IDLES quickly transition into Never Fight A Man With A Perm. Talbot is a force to be reckoned with on stage. His strong demeanour is captivating for those not preoccupied in the mosh. The crowd help him with each lyric. We yell, “Concrete and leather,” back at the stage, overpowering any sound bellowing out. IDLES move into Mother, their ferocious single off their 2017 album Brutalism. The bass roars from the stage, the crashing drums giving us rhythm to mosh to. The air is now thicker than before. I struggle for breath in between accompanying my fellow compatriots in the pit. We scream the lyrics back at the band. IDLES are now drenched in sweat, something our cross-continental-cousins welcome as guitarists Mark Bowen and Lee Kiernan flick their wet hair back and forth. The band treat us to back to back head-bangers with I’m Scum and Danny Nedelko, the latter reinvigorating the maelstrom. We don’t get a chance to breathe until IDLES slow things down a notch with Divide & Conquer. Television and Great pick the tempo back up, our shirts are now heavy and as see through as a greasy sausage roll bag. Some punters have stripped the shirts off their back. It’s all sweat in The Brightside’s pit.
Talbot pauses for the moment to speak about Australia Day. He acknowledges he has little to comment but wants us to consider the celebration. He welcomes a friend who’s endured the front of the mosh onto the stage. She speaks on behalf of the Australians in the room, stating that though we live in a beautiful country, it has been stripped from its original people. She acknowledges the Traditional Owners of the Land before stepping back into the mosh. IDLES play Love Song and White Privilege. A fitting moment to pay our respects and acknowledge the controversy around January 26.
The crowd refuses to settle as the set continues. Mini circle pits form, limbs are thrown into the air and various band members jump into the crowd. It’s a joyous ruckus. Crowd members soon join IDLES on stage. Bowen and Kiernan give their guitars over to those who have jumped on stage, allowing them a break to dance and shout along. The stage was already looking full as more people jump up for a dance with the sweaty Englishmen. IDLES soon transition from their track to a myriad of different covers, yelling out lyrics to The Chats’ Smoko, which is soon accompanied by Eamon Sandwith of The Chats fame. Smoko moves into a chaotic cover of what I think is Thunderstruck. All I hear amongst the ruckus is “na na na na thunder.” The crowd go ape shit.

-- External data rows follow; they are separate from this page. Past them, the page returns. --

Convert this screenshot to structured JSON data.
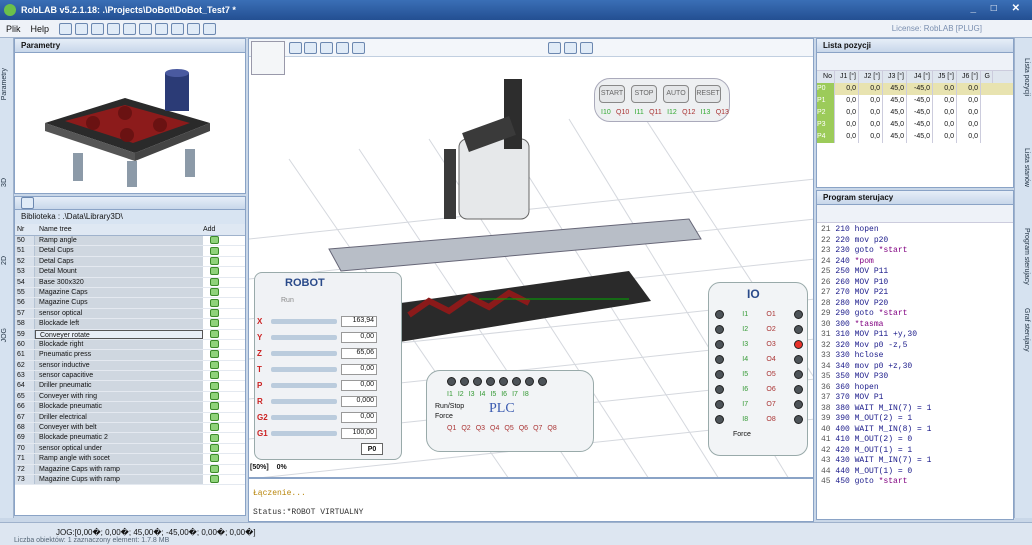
{
  "window": {
    "title": "RobLAB v5.2.1.18:  .\\Projects\\DoBot\\DoBot_Test7 *"
  },
  "menu": [
    "Plik",
    "Help"
  ],
  "license": "License: RobLAB [PLUG]",
  "parametry": {
    "title": "Parametry"
  },
  "left_dock": [
    "Parametry",
    "3D",
    "2D",
    "JOG"
  ],
  "library": {
    "path": "Biblioteka : .\\Data\\Library3D\\",
    "col_nr": "Nr",
    "col_name": "Name tree",
    "col_add": "Add",
    "rows": [
      [
        "50",
        "Ramp angle"
      ],
      [
        "51",
        "Detal Cups"
      ],
      [
        "52",
        "Detal Caps"
      ],
      [
        "53",
        "Detal Mount"
      ],
      [
        "54",
        "Base 300x320"
      ],
      [
        "55",
        "Magazine Caps"
      ],
      [
        "56",
        "Magazine Cups"
      ],
      [
        "57",
        "sensor optical"
      ],
      [
        "58",
        "Blockade  left"
      ],
      [
        "59",
        "Conveyer rotate"
      ],
      [
        "60",
        "Blockade  right"
      ],
      [
        "61",
        "Pneumatic press"
      ],
      [
        "62",
        "sensor inductive"
      ],
      [
        "63",
        "sensor capacitive"
      ],
      [
        "64",
        "Driller pneumatic"
      ],
      [
        "65",
        "Conveyer with ring"
      ],
      [
        "66",
        "Blockade pneumatic"
      ],
      [
        "67",
        "Driller electrical"
      ],
      [
        "68",
        "Conveyer with belt"
      ],
      [
        "69",
        "Blockade pneumatic 2"
      ],
      [
        "70",
        "sensor optical under"
      ],
      [
        "71",
        "Ramp angle with socet"
      ],
      [
        "72",
        "Magazine Caps with ramp"
      ],
      [
        "73",
        "Magazine Cups with ramp"
      ]
    ],
    "selected": "59"
  },
  "control": {
    "start": "START",
    "stop": "STOP",
    "auto": "AUTO",
    "reset": "RESET",
    "inputs": [
      "I10",
      "I11",
      "I12",
      "I13"
    ],
    "outputs": [
      "Q10",
      "Q11",
      "Q12",
      "Q13"
    ]
  },
  "robot": {
    "title": "ROBOT",
    "run": "Run",
    "axes": [
      {
        "name": "X",
        "value": "163,94"
      },
      {
        "name": "Y",
        "value": "0,00"
      },
      {
        "name": "Z",
        "value": "65,06"
      },
      {
        "name": "T",
        "value": "0,00"
      },
      {
        "name": "P",
        "value": "0,00"
      },
      {
        "name": "R",
        "value": "0,000"
      },
      {
        "name": "G2",
        "value": "0,00"
      },
      {
        "name": "G1",
        "value": "100,00"
      }
    ],
    "p0": "P0"
  },
  "plc": {
    "title": "PLC",
    "inputs": [
      "I1",
      "I2",
      "I3",
      "I4",
      "I5",
      "I6",
      "I7",
      "I8"
    ],
    "outputs": [
      "Q1",
      "Q2",
      "Q3",
      "Q4",
      "Q5",
      "Q6",
      "Q7",
      "Q8"
    ],
    "runstop": "Run/Stop",
    "force": "Force"
  },
  "io": {
    "title": "IO",
    "inputs": [
      "I1",
      "I2",
      "I3",
      "I4",
      "I5",
      "I6",
      "I7",
      "I8"
    ],
    "outputs": [
      "O1",
      "O2",
      "O3",
      "O4",
      "O5",
      "O6",
      "O7",
      "O8"
    ],
    "force": "Force",
    "active_output": "O3"
  },
  "zoom": {
    "level": "[50%]",
    "pct": "0%"
  },
  "status": {
    "line1": "Łączenie...",
    "line2": "Status:*ROBOT VIRTUALNY"
  },
  "lista": {
    "title": "Lista pozycji",
    "headers": [
      "No",
      "J1 [°]",
      "J2 [°]",
      "J3 [°]",
      "J4 [°]",
      "J5 [°]",
      "J6 [°]",
      "G"
    ],
    "rows": [
      [
        "P0",
        "0,0",
        "0,0",
        "45,0",
        "-45,0",
        "0,0",
        "0,0"
      ],
      [
        "P1",
        "0,0",
        "0,0",
        "45,0",
        "-45,0",
        "0,0",
        "0,0"
      ],
      [
        "P2",
        "0,0",
        "0,0",
        "45,0",
        "-45,0",
        "0,0",
        "0,0"
      ],
      [
        "P3",
        "0,0",
        "0,0",
        "45,0",
        "-45,0",
        "0,0",
        "0,0"
      ],
      [
        "P4",
        "0,0",
        "0,0",
        "45,0",
        "-45,0",
        "0,0",
        "0,0"
      ]
    ]
  },
  "program": {
    "title": "Program sterujacy",
    "lines": [
      [
        "21",
        "210 hopen",
        ""
      ],
      [
        "22",
        "220 mov p20",
        ""
      ],
      [
        "23",
        "230 goto ",
        "*start"
      ],
      [
        "24",
        "240 ",
        "*pom"
      ],
      [
        "25",
        "250 MOV P11",
        ""
      ],
      [
        "26",
        "260 MOV P10",
        ""
      ],
      [
        "27",
        "270 MOV P21",
        ""
      ],
      [
        "28",
        "280 MOV P20",
        ""
      ],
      [
        "29",
        "290 goto ",
        "*start"
      ],
      [
        "30",
        "300 ",
        "*tasma"
      ],
      [
        "31",
        "310 MOV P11 +y,30",
        ""
      ],
      [
        "32",
        "320 Mov p0 -z,5",
        ""
      ],
      [
        "33",
        "330 hclose",
        ""
      ],
      [
        "34",
        "340 mov p0 +z,30",
        ""
      ],
      [
        "35",
        "350 MOV P30",
        ""
      ],
      [
        "36",
        "360 hopen",
        ""
      ],
      [
        "37",
        "370 MOV P1",
        ""
      ],
      [
        "38",
        "380 WAIT M_IN(7) = 1",
        ""
      ],
      [
        "39",
        "390 M_OUT(2) = 1",
        ""
      ],
      [
        "40",
        "400 WAIT M_IN(8) = 1",
        ""
      ],
      [
        "41",
        "410 M_OUT(2) = 0",
        ""
      ],
      [
        "42",
        "420 M_OUT(1) = 1",
        ""
      ],
      [
        "43",
        "430 WAIT M_IN(7) = 1",
        ""
      ],
      [
        "44",
        "440 M_OUT(1) = 0",
        ""
      ],
      [
        "45",
        "450 goto ",
        "*start"
      ]
    ]
  },
  "right_dock": [
    "Lista pozycji",
    "Lista stanów",
    "Program sterujacy",
    "Graf sterujacy"
  ],
  "bottom": {
    "jog": "JOG:[0,00�; 0,00�; 45,00�; -45,00�; 0,00�; 0,00�]",
    "status": "Liczba obiektów: 1 zaznaczony element: 1.7.8 MB"
  }
}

IDLES close their set with Well Done and Rottweiler, the latter’s noisy, cacophonous instrumental reignites any remaining energy in the crowd. They push back and forwards like a devilish wave, this amount of energy hasn’t been seen since Colossus as the start of the set. Talbot screams his final lyrics and walks off stage, leaving his bandmates to create noisy mayhem. Screeches and squeals piece the air as IDLES let out one final roar.

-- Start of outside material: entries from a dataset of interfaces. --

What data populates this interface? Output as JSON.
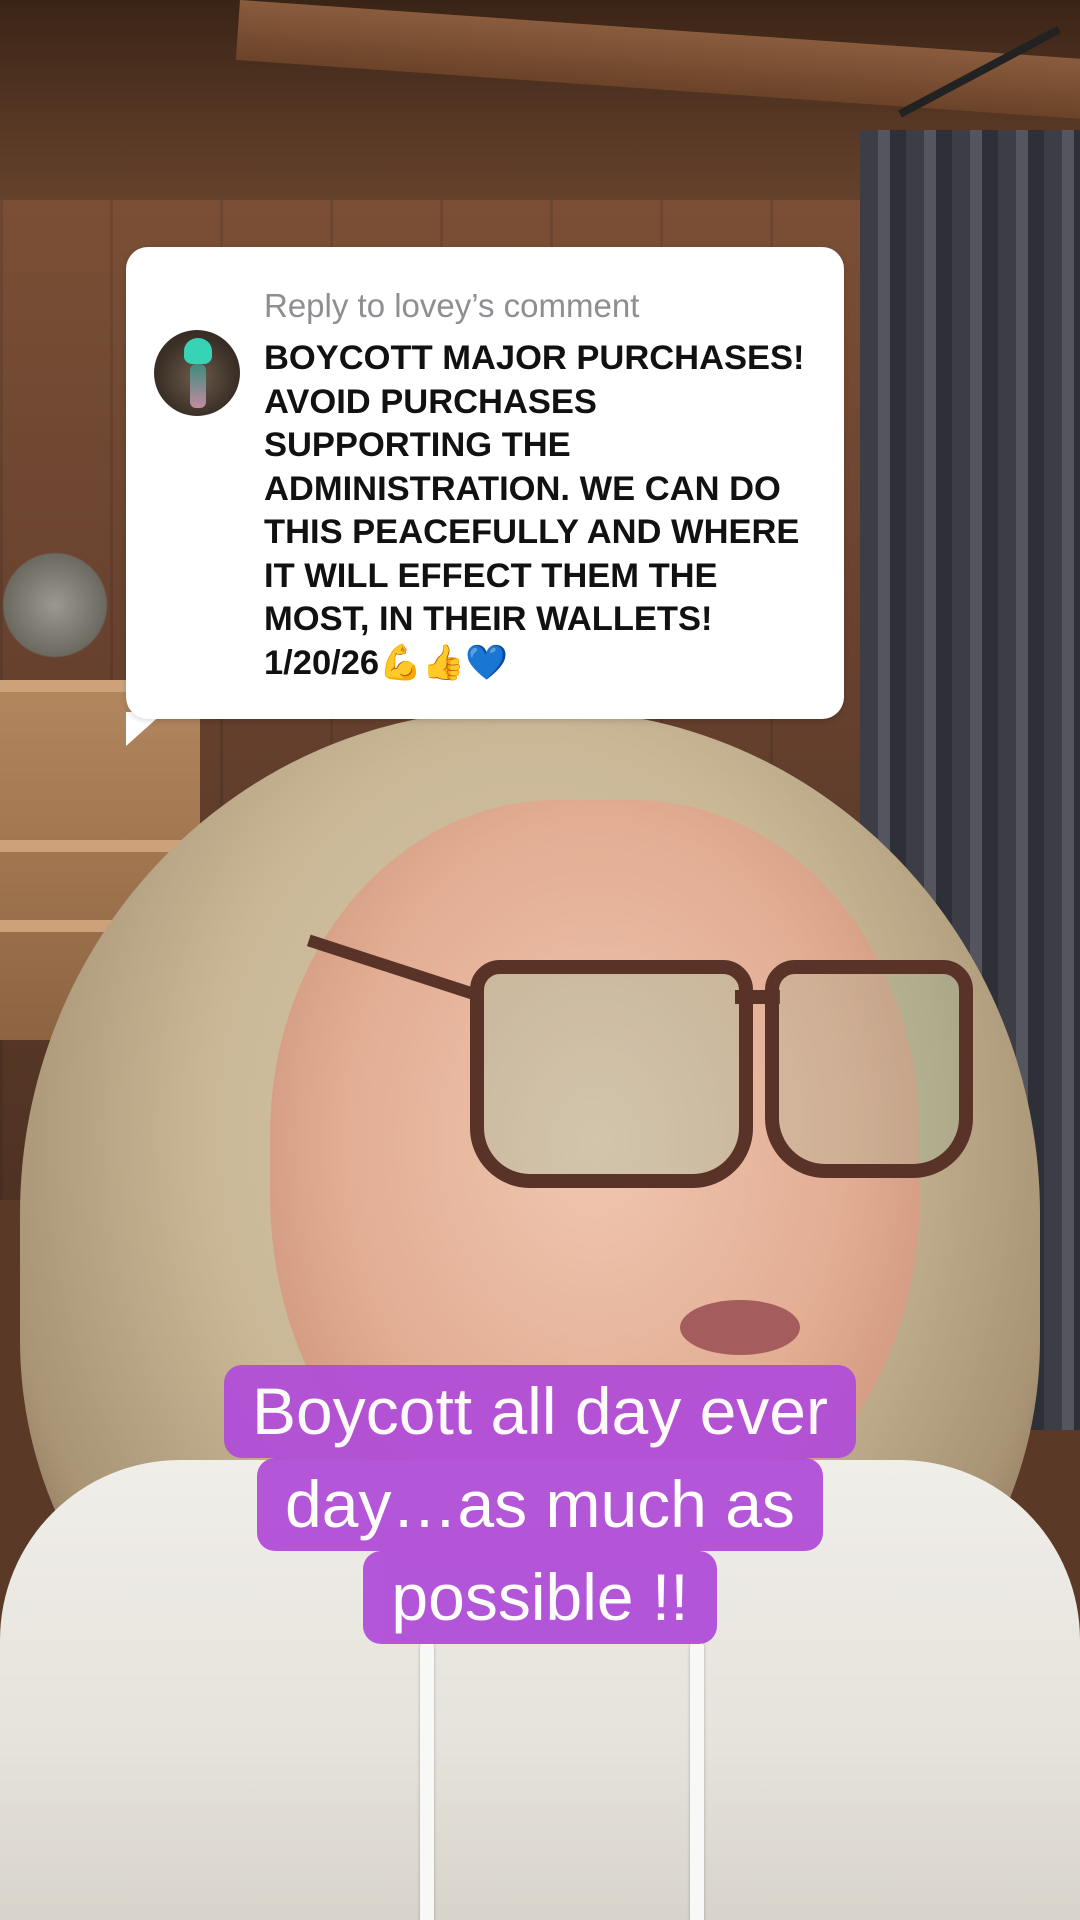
{
  "reply_sticker": {
    "header": "Reply to lovey’s comment",
    "comment_text": "BOYCOTT MAJOR PURCHASES! AVOID PURCHASES SUPPORTING THE ADMINISTRATION. WE CAN DO THIS PEACEFULLY AND WHERE IT WILL EFFECT THEM THE MOST, IN THEIR WALLETS! 1/20/26💪👍💙",
    "avatar_icon": "commenter-avatar"
  },
  "caption": {
    "lines": [
      "Boycott all day ever",
      "day…as much as",
      "possible !!"
    ]
  },
  "colors": {
    "caption_background": "#b14ed8",
    "sticker_background": "#ffffff",
    "header_text": "#8e8e93"
  }
}
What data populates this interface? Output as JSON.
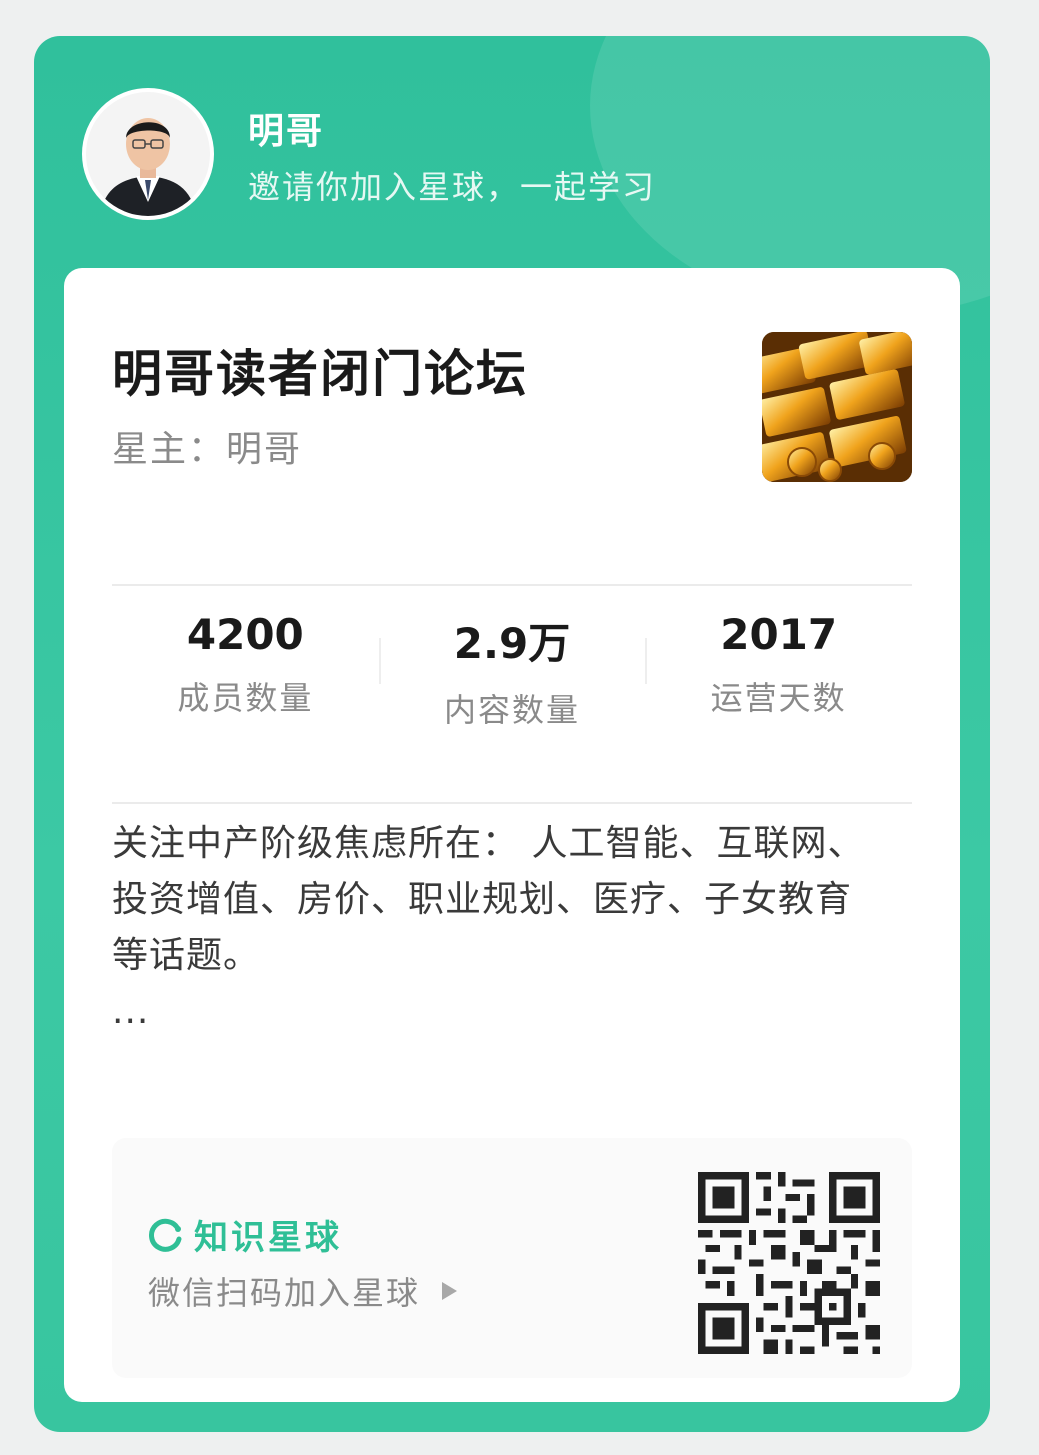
{
  "header": {
    "name": "明哥",
    "subtitle": "邀请你加入星球，一起学习"
  },
  "group": {
    "title": "明哥读者闭门论坛",
    "owner": "星主：明哥",
    "cover_icon": "gold-bars-image"
  },
  "stats": [
    {
      "value": "4200",
      "label": "成员数量"
    },
    {
      "value": "2.9万",
      "label": "内容数量"
    },
    {
      "value": "2017",
      "label": "运营天数"
    }
  ],
  "description": {
    "lines": [
      "关注中产阶级焦虑所在： 人工智能、互联网、",
      "投资增值、房价、职业规划、医疗、子女教育",
      "等话题。",
      "..."
    ]
  },
  "footer": {
    "brand": "知识星球",
    "scan_text": "微信扫码加入星球",
    "qr_icon": "qr-code-icon"
  },
  "colors": {
    "accent": "#38c59f",
    "brand": "#2fbf96"
  }
}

I walk out of The Brightside with a shirt half a kilo heavier than what I walked in with. The thirty-degree heat feels like ice against my body. I am saturated with sweat. My ears are ringing. My shoes are wet. IDLES have put on one helluva set, and they are only going to get bigger and bigger. And when they start to pack out bigger venues, I will look back fondly at the time where I was thrown around in the mosh in a humble Brisbane venue.